Problem to solve: Output, word for word, each line from the one with "Convert this screenshot" through the end of the listing below, excluding every picture.

Exercise data:
"""
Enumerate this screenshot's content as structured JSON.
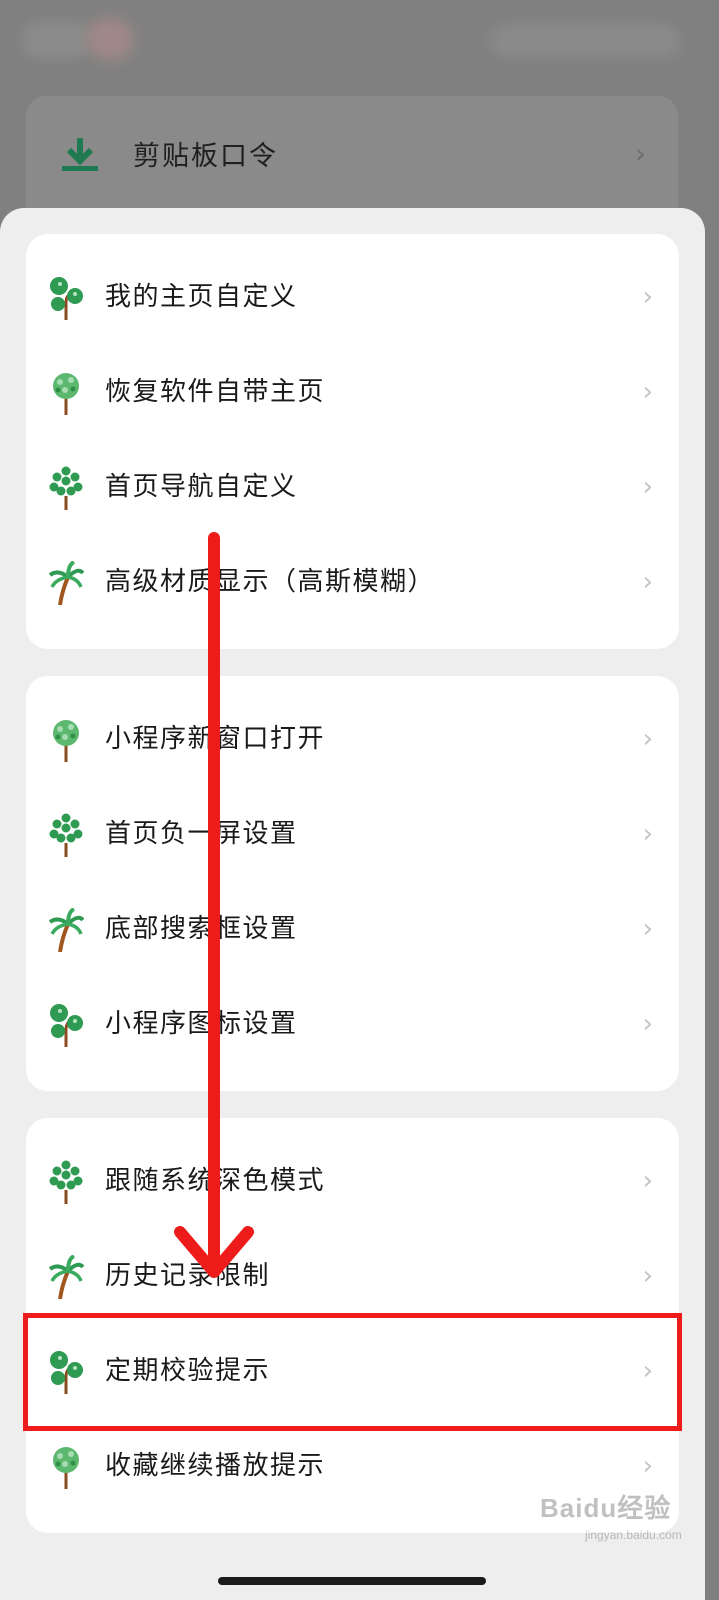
{
  "background": {
    "clipboard_row_label": "剪贴板口令",
    "clipboard_icon": "download-icon",
    "chevron": "›"
  },
  "groups": [
    {
      "items": [
        {
          "label": "我的主页自定义",
          "icon": "tree-round-icon"
        },
        {
          "label": "恢复软件自带主页",
          "icon": "tree-bushy-icon"
        },
        {
          "label": "首页导航自定义",
          "icon": "tree-dotted-icon"
        },
        {
          "label": "高级材质显示（高斯模糊）",
          "icon": "palm-tree-icon"
        }
      ]
    },
    {
      "items": [
        {
          "label": "小程序新窗口打开",
          "icon": "tree-bushy-icon"
        },
        {
          "label": "首页负一屏设置",
          "icon": "tree-dotted-icon"
        },
        {
          "label": "底部搜索框设置",
          "icon": "palm-tree-icon"
        },
        {
          "label": "小程序图标设置",
          "icon": "tree-round-icon"
        }
      ]
    },
    {
      "items": [
        {
          "label": "跟随系统深色模式",
          "icon": "tree-dotted-icon"
        },
        {
          "label": "历史记录限制",
          "icon": "palm-tree-icon"
        },
        {
          "label": "定期校验提示",
          "icon": "tree-round-icon"
        },
        {
          "label": "收藏继续播放提示",
          "icon": "tree-bushy-icon"
        }
      ]
    }
  ],
  "chevron": "›",
  "annotation": {
    "highlighted_item": "定期校验提示",
    "arrow_color": "#ee1b1b"
  },
  "watermark": "Baidu经验",
  "watermark_sub": "jingyan.baidu.com",
  "colors": {
    "icon_green": "#2e9a52",
    "icon_trunk": "#8a4b1e",
    "sheet_bg": "#eeeeee",
    "card_bg": "#ffffff"
  }
}
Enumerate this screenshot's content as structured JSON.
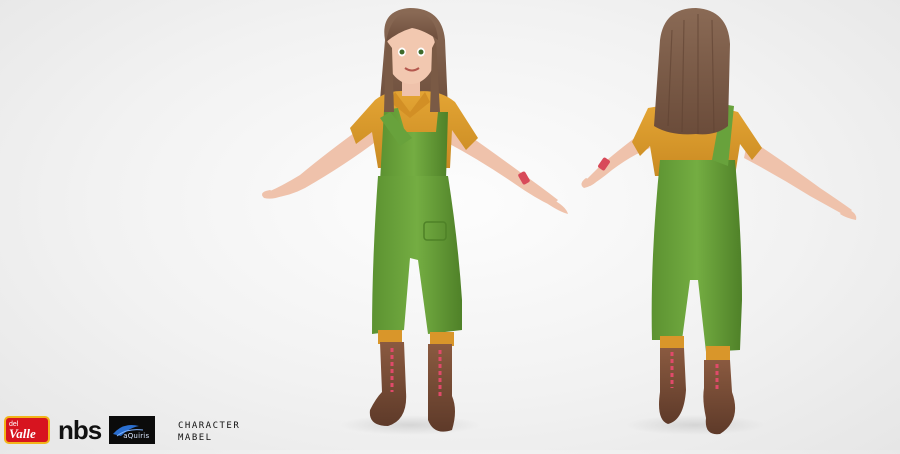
{
  "caption": {
    "line1": "CHARACTER",
    "line2": "MABEL"
  },
  "logos": {
    "brand1": "Valle",
    "brand1_prefix": "del",
    "brand2": "nbs",
    "brand3": "aQuiris"
  },
  "colors": {
    "background": "#f2f2f2",
    "shirt": "#d99a2b",
    "overalls": "#6aa23a",
    "hair": "#7a5a45",
    "skin": "#f0c4ad",
    "boots": "#7a4a35",
    "laces": "#e04a6a",
    "valle_red": "#d7141f",
    "aquiris_bg": "#0b0b0b"
  }
}
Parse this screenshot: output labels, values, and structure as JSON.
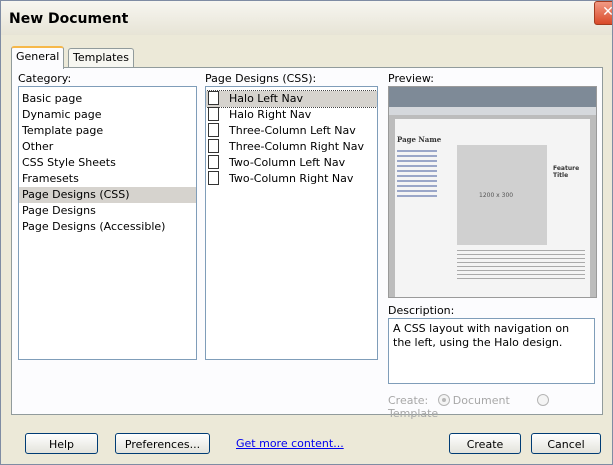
{
  "window": {
    "title": "New Document",
    "close_glyph": "✕"
  },
  "tabs": [
    {
      "label": "General"
    },
    {
      "label": "Templates"
    }
  ],
  "category": {
    "label": "Category:",
    "items": [
      "Basic page",
      "Dynamic page",
      "Template page",
      "Other",
      "CSS Style Sheets",
      "Framesets",
      "Page Designs (CSS)",
      "Page Designs",
      "Page Designs (Accessible)"
    ]
  },
  "designs": {
    "label": "Page Designs (CSS):",
    "items": [
      "Halo Left Nav",
      "Halo Right Nav",
      "Three-Column Left Nav",
      "Three-Column Right Nav",
      "Two-Column Left Nav",
      "Two-Column Right Nav"
    ]
  },
  "preview": {
    "label": "Preview:",
    "page_name": "Page Name",
    "image_size": "1200 x 300",
    "feature_title": "Feature Title"
  },
  "description": {
    "label": "Description:",
    "text": "A CSS layout with navigation on the left, using the Halo design."
  },
  "create": {
    "label": "Create:",
    "document_option": "Document",
    "template_option": "Template"
  },
  "buttons": {
    "help": "Help",
    "preferences": "Preferences...",
    "get_more": "Get more content...",
    "create": "Create",
    "cancel": "Cancel"
  }
}
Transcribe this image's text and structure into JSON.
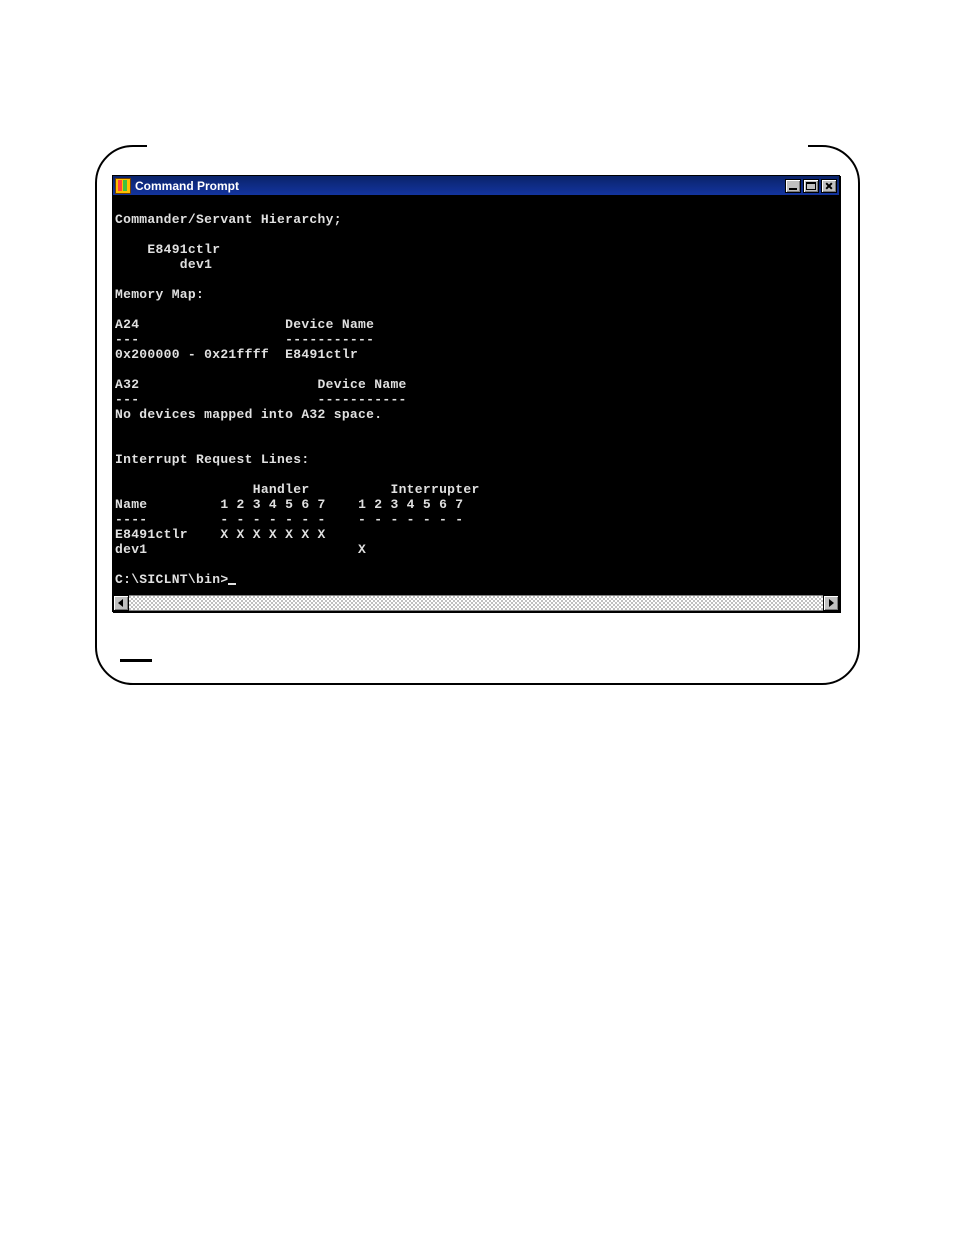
{
  "window": {
    "title": "Command Prompt"
  },
  "prompt": "C:\\SICLNT\\bin>",
  "terminal": {
    "hierarchy_heading": "Commander/Servant Hierarchy;",
    "hierarchy_lines": [
      "    E8491ctlr",
      "        dev1"
    ],
    "memory_map_heading": "Memory Map:",
    "a24_label": "A24",
    "a24_device_hdr": "Device Name",
    "a24_row": {
      "range": "0x200000 - 0x21ffff",
      "device": "E8491ctlr"
    },
    "a32_label": "A32",
    "a32_device_hdr": "Device Name",
    "a32_note": "No devices mapped into A32 space.",
    "irq_heading": "Interrupt Request Lines:",
    "irq_handler_hdr": "Handler",
    "irq_interrupter_hdr": "Interrupter",
    "irq_name_hdr": "Name",
    "irq_cols_handler": "1 2 3 4 5 6 7",
    "irq_cols_interrupter": "1 2 3 4 5 6 7",
    "irq_rows": [
      {
        "name": "E8491ctlr",
        "handler": "X X X X X X X",
        "interrupter": ""
      },
      {
        "name": "dev1",
        "handler": "",
        "interrupter": "X"
      }
    ]
  },
  "buttons": {
    "minimize": "Minimize",
    "maximize": "Maximize",
    "close": "Close",
    "scroll_left": "Scroll left",
    "scroll_right": "Scroll right"
  }
}
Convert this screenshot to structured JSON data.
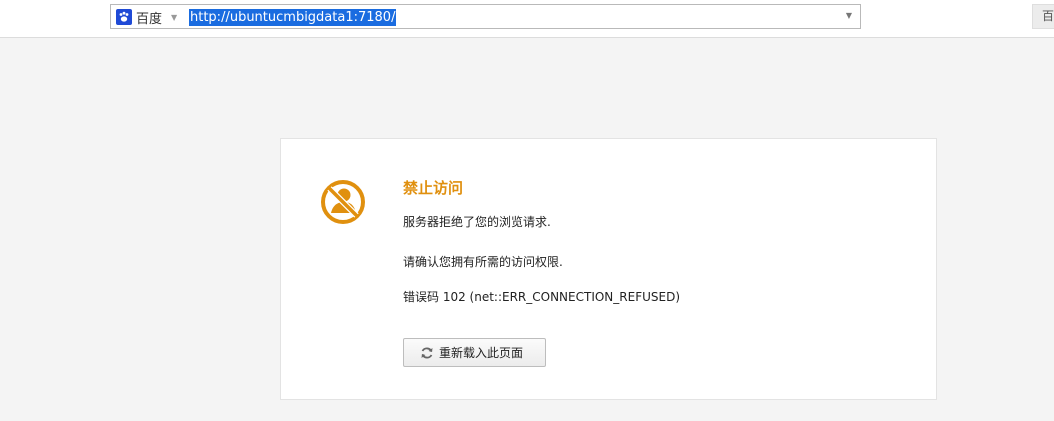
{
  "toolbar": {
    "engine_icon": "baidu-paw-icon",
    "engine_label": "百度",
    "url": "http://ubuntucmbigdata1:7180/",
    "side_button_label": "百"
  },
  "error": {
    "icon": "blocked-user-icon",
    "title": "禁止访问",
    "message": "服务器拒绝了您的浏览请求.",
    "hint": "请确认您拥有所需的访问权限.",
    "code": "错误码 102 (net::ERR_CONNECTION_REFUSED)",
    "reload_icon": "refresh-icon",
    "reload_label": "重新载入此页面"
  },
  "colors": {
    "accent": "#e0900f",
    "url_selection": "#1a6ce0",
    "engine_brand": "#1f4ad6"
  }
}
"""
Answer area:
Convert this screenshot to structured JSON data.
{
  "toolbar": {
    "engine_icon": "baidu-paw-icon",
    "engine_label": "百度",
    "url": "http://ubuntucmbigdata1:7180/",
    "side_button_label": "百"
  },
  "error": {
    "icon": "blocked-user-icon",
    "title": "禁止访问",
    "message": "服务器拒绝了您的浏览请求.",
    "hint": "请确认您拥有所需的访问权限.",
    "code": "错误码 102 (net::ERR_CONNECTION_REFUSED)",
    "reload_icon": "refresh-icon",
    "reload_label": "重新载入此页面"
  },
  "colors": {
    "accent": "#e0900f",
    "url_selection": "#1a6ce0",
    "engine_brand": "#1f4ad6"
  }
}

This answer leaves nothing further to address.